Every line below that holds the string "Touchpad" should be copied out.

Stored entries:
#####

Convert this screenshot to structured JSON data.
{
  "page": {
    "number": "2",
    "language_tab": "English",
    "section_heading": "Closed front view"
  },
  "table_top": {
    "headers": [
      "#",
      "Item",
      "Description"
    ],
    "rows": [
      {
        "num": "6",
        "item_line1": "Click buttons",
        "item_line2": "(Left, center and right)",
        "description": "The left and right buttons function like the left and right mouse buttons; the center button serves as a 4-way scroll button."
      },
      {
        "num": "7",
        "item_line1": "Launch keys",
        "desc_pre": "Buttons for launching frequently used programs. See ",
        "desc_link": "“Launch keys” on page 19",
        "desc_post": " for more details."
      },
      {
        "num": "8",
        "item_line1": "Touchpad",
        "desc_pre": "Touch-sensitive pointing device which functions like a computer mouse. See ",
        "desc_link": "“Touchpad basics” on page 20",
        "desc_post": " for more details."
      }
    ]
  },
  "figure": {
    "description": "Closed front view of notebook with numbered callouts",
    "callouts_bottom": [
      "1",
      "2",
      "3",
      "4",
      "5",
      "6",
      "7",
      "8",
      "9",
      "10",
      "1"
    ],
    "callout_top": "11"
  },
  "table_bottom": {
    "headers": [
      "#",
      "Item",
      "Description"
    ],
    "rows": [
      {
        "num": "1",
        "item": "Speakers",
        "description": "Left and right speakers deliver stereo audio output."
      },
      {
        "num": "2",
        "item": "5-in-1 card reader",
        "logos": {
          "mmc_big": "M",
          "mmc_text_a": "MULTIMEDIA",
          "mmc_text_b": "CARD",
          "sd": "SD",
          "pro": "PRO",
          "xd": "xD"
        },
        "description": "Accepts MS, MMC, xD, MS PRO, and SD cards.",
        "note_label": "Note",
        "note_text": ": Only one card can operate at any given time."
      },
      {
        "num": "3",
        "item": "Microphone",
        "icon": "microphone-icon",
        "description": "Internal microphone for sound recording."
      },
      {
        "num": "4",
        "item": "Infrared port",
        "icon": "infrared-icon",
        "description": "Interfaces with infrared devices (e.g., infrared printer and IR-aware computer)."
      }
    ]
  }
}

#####

*Task response:*
        "item_line1": "Touchpad",
        "desc_link": "“Touchpad basics” on page 20",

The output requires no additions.